▸ Exercise requirements
Filter the listing for lines containing "structured".

▸ Given data
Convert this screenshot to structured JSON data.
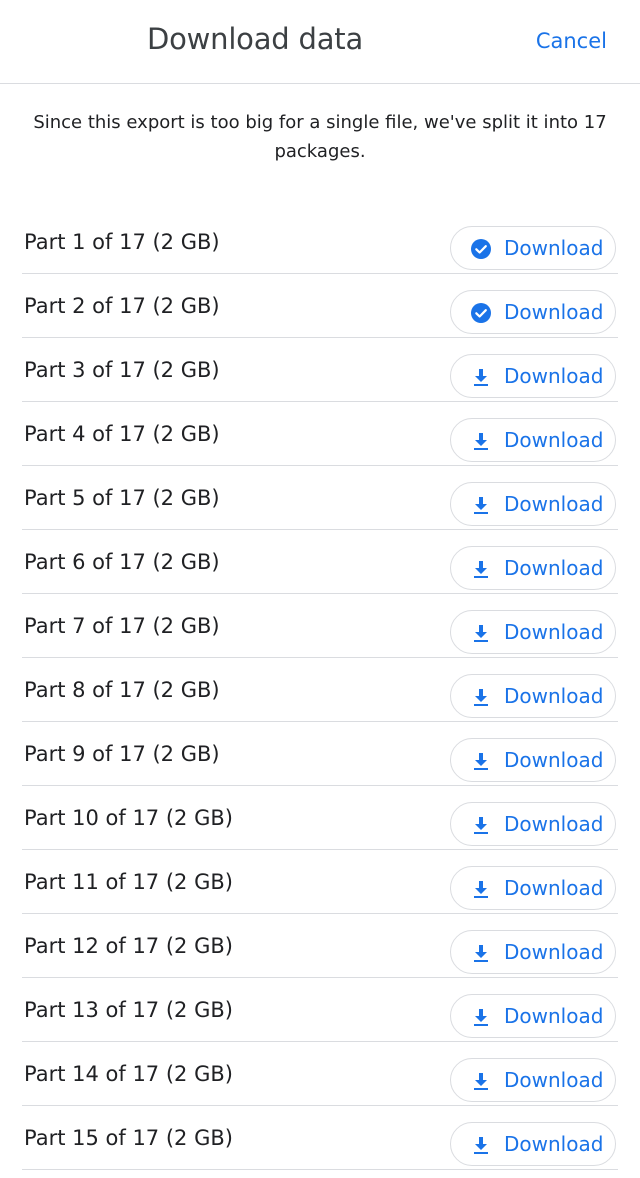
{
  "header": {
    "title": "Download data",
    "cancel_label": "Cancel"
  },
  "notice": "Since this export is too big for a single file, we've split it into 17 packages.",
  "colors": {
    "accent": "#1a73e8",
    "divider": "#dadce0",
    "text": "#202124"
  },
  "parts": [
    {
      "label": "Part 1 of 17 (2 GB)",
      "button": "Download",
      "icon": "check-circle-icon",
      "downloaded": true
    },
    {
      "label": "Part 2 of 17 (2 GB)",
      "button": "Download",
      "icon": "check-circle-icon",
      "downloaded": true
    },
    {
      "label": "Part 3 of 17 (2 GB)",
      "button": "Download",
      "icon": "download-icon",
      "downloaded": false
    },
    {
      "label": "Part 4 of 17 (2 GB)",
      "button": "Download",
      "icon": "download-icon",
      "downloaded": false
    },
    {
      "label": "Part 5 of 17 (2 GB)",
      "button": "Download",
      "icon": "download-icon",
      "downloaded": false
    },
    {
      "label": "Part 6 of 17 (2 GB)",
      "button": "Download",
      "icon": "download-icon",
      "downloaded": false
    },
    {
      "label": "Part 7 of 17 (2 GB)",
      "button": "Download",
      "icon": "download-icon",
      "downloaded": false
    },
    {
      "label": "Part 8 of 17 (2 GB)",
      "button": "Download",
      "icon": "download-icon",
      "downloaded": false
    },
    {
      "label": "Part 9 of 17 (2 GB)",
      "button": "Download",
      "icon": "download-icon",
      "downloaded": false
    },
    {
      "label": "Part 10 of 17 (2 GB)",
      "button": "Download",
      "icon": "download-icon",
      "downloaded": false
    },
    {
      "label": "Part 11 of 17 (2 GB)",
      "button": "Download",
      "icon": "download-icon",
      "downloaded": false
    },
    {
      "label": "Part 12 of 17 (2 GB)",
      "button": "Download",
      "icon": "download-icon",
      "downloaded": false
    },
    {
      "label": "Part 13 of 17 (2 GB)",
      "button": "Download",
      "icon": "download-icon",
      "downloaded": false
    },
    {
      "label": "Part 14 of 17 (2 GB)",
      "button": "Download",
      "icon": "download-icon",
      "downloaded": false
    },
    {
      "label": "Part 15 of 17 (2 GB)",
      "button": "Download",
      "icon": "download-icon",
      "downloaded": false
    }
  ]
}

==

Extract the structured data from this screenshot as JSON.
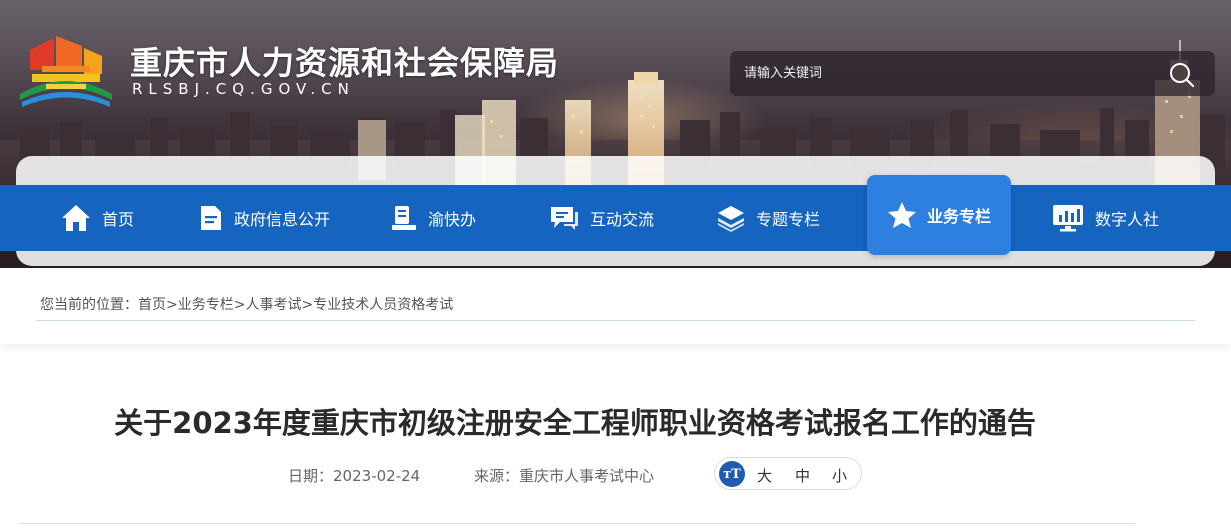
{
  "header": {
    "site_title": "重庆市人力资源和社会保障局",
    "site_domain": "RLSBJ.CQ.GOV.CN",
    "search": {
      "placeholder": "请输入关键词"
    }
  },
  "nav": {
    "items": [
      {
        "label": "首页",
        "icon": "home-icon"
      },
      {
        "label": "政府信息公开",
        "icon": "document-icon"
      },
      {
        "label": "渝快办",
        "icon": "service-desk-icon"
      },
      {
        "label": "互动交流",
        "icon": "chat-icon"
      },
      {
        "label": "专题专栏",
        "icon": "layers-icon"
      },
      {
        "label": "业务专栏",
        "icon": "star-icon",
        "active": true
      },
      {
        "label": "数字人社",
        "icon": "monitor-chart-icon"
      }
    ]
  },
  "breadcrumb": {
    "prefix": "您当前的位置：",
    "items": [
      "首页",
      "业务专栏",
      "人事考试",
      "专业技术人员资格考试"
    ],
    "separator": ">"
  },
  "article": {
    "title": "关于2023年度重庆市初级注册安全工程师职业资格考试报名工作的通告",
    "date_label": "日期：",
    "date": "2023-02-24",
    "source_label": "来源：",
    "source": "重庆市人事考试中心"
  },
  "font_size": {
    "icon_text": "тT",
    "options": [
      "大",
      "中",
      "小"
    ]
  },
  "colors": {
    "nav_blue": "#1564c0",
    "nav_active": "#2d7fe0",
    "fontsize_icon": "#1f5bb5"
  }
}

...

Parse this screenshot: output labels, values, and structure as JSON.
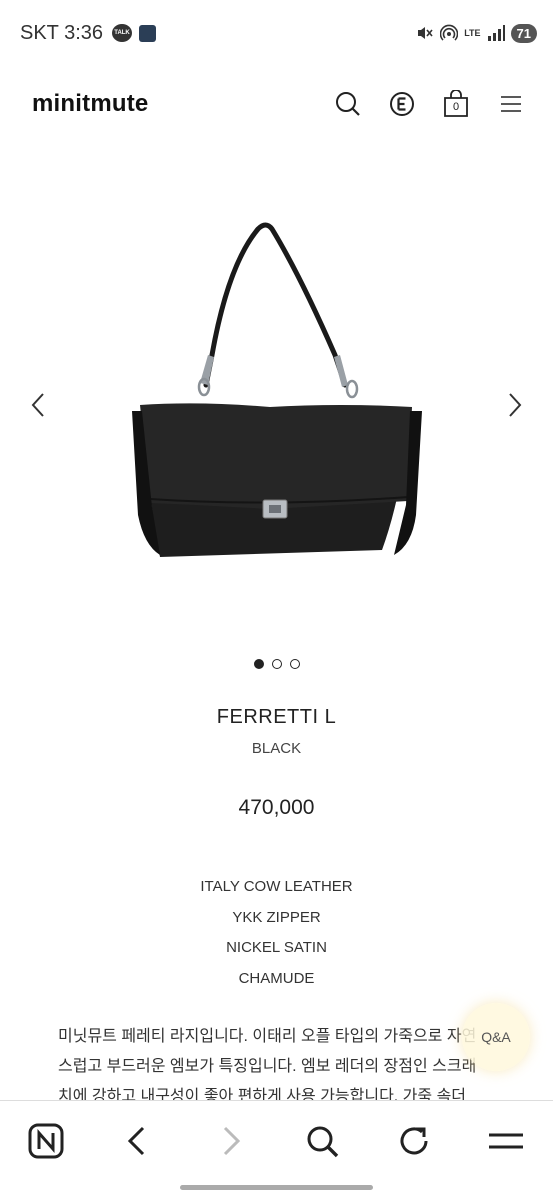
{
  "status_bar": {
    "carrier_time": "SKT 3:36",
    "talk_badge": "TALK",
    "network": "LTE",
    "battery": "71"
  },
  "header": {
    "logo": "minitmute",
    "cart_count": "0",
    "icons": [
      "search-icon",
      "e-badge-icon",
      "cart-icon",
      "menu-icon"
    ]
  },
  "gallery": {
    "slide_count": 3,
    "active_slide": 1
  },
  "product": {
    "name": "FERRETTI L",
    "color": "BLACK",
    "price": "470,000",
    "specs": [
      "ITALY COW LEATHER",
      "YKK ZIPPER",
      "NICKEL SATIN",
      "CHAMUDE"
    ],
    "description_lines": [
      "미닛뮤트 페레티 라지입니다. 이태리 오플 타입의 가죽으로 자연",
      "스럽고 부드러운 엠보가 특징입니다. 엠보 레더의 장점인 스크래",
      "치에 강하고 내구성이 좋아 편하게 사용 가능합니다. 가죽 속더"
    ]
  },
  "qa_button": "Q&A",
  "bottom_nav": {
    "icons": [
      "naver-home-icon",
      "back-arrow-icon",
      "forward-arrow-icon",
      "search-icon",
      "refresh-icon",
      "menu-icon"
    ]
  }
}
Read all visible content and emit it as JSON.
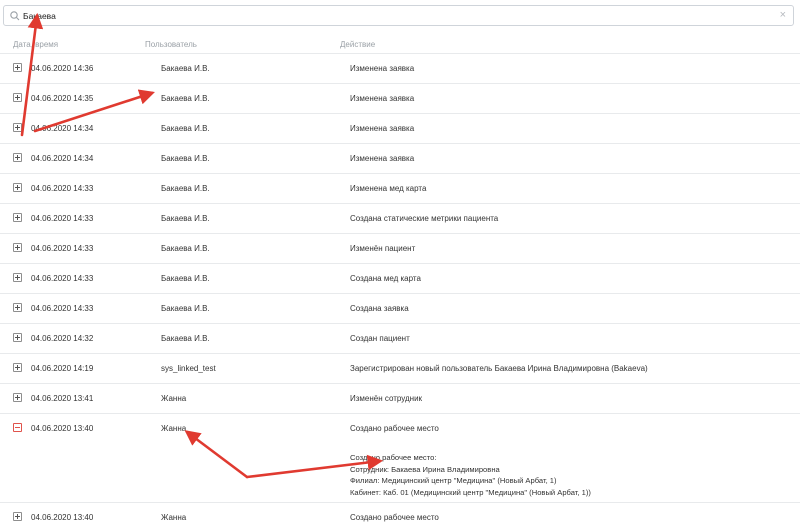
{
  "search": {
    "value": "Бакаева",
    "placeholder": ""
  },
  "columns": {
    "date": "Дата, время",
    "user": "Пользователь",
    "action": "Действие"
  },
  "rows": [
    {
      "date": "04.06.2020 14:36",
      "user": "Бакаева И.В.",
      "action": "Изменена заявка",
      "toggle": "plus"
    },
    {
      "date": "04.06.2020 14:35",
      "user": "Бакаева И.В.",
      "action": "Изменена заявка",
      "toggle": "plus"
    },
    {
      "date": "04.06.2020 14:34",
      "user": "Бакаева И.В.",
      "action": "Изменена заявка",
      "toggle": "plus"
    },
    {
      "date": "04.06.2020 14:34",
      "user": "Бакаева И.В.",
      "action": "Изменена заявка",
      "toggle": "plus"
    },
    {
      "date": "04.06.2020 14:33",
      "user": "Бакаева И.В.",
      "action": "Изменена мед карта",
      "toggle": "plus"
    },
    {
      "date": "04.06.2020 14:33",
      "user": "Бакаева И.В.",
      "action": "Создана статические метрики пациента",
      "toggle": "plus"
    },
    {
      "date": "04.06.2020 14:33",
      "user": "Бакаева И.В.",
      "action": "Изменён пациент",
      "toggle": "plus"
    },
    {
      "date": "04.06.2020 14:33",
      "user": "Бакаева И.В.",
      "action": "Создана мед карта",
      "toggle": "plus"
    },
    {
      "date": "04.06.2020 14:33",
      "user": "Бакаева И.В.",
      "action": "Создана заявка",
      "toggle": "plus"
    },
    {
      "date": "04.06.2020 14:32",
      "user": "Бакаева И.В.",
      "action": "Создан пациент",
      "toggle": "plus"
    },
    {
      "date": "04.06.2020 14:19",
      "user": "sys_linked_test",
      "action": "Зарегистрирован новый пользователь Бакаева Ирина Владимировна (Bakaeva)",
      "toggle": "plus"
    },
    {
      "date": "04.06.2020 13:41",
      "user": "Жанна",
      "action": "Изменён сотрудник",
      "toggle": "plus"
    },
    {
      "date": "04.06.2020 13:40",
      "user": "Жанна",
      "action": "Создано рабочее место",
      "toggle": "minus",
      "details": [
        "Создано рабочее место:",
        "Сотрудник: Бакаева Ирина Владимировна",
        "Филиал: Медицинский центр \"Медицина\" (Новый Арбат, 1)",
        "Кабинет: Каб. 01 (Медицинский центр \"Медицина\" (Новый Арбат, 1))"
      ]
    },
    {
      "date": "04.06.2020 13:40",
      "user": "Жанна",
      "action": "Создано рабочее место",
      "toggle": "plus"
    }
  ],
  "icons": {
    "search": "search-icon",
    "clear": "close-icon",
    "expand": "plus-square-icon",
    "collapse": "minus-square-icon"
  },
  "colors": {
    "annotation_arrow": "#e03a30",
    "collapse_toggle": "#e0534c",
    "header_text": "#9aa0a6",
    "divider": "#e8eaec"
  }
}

▸ Reply to the task
Convert this screenshot to structured JSON data.
Extract the structured data from this screenshot as JSON.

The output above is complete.